A Walk on the Wildside of Chettle with Pete Etheridge

by Becky Burchell
13th February 2024

Chettle Walk

Becky Burchell interviews local ecologist Pete Etheridge, whilst walking the ancient paths surrounding the village of Chettle.

Pete Etheridge is a local Cranborne Chase ecologist who lives in the village of Chettle. He is passionate about protecting birds, bats and other endangered mammals, as well as working with landowners to develop sustainable woodland and land management practices.

I invited Pete to walk the ancient paths of the Chettle landscape with me one fine June evening, as part of my research for developing a new events series called ‘Women of the Dark Skies’.

I was creating this storytelling pilgrimage to take place at night, leading women along the footpaths surrounding Chettle, connecting them to the history, ecology and spirituality of this land. The story I was writing was set nearly 2,000 years ago, in the late Iron Age, when our ancestors’ daily life would have connected them deeply with the local landscape and wildlife.

To give authenticity to the story, I asked Pete to walk with me to travel back in time to imagine how the Durotriges tribal people of this area may have experienced the Chettle ecology, particularly the landscape at night…


Becky: Pete, as someone who does regular bat surveys throughout the night, how do you think that our ancestors would have coped without torches and comforts we have today?

Pete: On my first bat survey, I was terrified, but now it’s like second nature to me. I walk around in the dark as comfortable as I am in daylight. I’ve taken myself back into a primeval mindset, relying on my other senses and becoming comfortable in that environment. I now understand and recognise most of the weird noises that I hear. So I imagine our ancestors would have been even more comfortable with being in the landscape at night, as they would never have known any different.

Becky: We are just walking out of the village past Chettle House, and if you look up to the left you can see one of the ancient long barrows on the top of the hill, which was recently covered in cowslips. What clues do you think this holds about our ancient chalk downlands?

Pete: When people drive across Salisbury Plain 20 miles from here, they are often struck to see that the barrows are the only places covered in wildflowers, in comparison to the acres of stark, monocrop arable and grazing land that surrounds them. It’s like our ancestors are still protecting these last remaining islands of biodiversity, which would have stretched right across the whole area in the past.

Becky: We are now walking through Little Woods and I imagine in the past our ancestors might have seen glow worms as they walked here in the dark on a summer night. I’ve sadly never seen them in Chettle, have you Pete?

Pete: Not in Chettle, but I have seen them in Bere Regis, Owermoigne and other parts of Dorset. (Note: after many hours walking through Little Woods at night without a torch, we did eventually see glow worms in the summer of 2023! They were even glowing well into the Autumn, perhaps because of our warming climate. So most of the women who took part in the ‘Women of the Dark Skies’ events were treated to a glimpse.)

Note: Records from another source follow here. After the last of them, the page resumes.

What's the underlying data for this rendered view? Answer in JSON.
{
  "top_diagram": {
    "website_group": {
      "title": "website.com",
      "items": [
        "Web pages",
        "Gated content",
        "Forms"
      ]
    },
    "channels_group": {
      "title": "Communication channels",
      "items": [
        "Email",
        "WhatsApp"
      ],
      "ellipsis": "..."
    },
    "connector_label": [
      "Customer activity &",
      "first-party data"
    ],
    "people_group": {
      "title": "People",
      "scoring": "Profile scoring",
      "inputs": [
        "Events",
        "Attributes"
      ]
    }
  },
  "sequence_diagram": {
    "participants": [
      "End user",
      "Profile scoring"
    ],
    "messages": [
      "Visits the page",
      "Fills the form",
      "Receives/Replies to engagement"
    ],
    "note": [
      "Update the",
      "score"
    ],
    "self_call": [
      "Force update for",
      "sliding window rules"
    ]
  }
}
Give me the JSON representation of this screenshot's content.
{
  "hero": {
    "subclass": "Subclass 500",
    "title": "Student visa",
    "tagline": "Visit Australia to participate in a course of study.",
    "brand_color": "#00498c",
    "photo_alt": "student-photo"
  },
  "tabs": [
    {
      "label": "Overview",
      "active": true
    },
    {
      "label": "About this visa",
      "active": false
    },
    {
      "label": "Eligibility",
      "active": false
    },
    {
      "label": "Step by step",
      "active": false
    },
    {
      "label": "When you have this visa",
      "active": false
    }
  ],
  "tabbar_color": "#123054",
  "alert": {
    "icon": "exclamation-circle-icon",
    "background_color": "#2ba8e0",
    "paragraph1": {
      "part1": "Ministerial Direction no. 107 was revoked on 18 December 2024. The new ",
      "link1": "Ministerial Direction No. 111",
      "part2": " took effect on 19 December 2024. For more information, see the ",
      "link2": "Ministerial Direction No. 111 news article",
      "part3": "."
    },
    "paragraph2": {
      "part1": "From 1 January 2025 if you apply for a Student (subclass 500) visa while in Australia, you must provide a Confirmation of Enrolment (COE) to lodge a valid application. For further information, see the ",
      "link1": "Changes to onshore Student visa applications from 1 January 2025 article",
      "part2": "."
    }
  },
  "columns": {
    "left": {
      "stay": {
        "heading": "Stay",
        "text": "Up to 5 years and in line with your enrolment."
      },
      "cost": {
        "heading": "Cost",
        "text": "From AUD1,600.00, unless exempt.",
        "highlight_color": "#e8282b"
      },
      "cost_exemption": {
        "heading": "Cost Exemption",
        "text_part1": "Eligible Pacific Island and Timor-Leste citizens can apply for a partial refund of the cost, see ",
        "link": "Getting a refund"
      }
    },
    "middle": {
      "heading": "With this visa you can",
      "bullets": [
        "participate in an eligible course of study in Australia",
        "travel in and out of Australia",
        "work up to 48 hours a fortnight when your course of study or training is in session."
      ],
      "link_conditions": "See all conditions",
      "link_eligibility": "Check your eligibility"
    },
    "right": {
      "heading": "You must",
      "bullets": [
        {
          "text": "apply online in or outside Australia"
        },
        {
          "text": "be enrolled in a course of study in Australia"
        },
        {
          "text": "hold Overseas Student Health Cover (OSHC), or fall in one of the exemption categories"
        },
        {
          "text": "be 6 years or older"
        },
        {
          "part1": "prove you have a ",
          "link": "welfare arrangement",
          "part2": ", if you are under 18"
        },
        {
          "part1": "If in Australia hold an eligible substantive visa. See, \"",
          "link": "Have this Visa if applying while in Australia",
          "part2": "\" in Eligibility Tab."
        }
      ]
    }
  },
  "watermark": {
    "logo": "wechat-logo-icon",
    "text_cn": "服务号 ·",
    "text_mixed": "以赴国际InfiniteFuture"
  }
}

Becky: We have now walked through Little Woods and come out the other side to the gentle ridge of the valley, with the sky stretching out before us. At night, it is easy to reimagine this landscape as scrubland, teaming with wildlife. What creatures might we have encountered if we stood here in the Iron Age?

Pete: We can see plenty of bats above us now as we stand here and they would have certainly been here in the past too! In the daytime we might have seen golden eagles and other large raptors. In the Iron Age we also still had wild boar in our woodlands and roaming the landscape, as well as lynx, wolves, and bears and possible wolverine, but I’m not sure how common they would have been in this area. The presence of these apex predators demonstrates how rich the landscape would have been in biological abundance. At some point in the Iron Age, hares were introduced to Britain and there is evidence that they were honoured by the tribes. But it was the Romans who introduced rabbits to Britain. Overall, the landscape and the wildlife would have been more diverse and abundant than it is now.

Becky: As we walk along the top ridge of the valley, with a line of trees on our left and the view into the village below, we reach Chettle Long Barrow. In the story I am writing, I plan to call this barrow ‘Badgers Barrow’ and to imagine that our ancestors connected this place with the spirit of the badger. What insights on badgers do you have to share that I can use in the story?

Pete: Badgers are incredibly faithful creatures. I like to call groups of badgers ‘clans’, as this describes their close-knit communities. Badger setts can stretch between 10m to 30m and some setts have been there for many generations. Sadly, because of the badger cull, so many have recently been killed. It is clear that, since the Iron Age, we have lost many species through habitat loss and human persecution – many of which were apex predators that were seen as a direct threat to us. Now, in the 21st century, we have an opportunity to reverse this trend (maybe not wolves or bears!), but perhaps large copper butterflies? Glow worms? Starved wood-sedge? Maybe even Lynx…?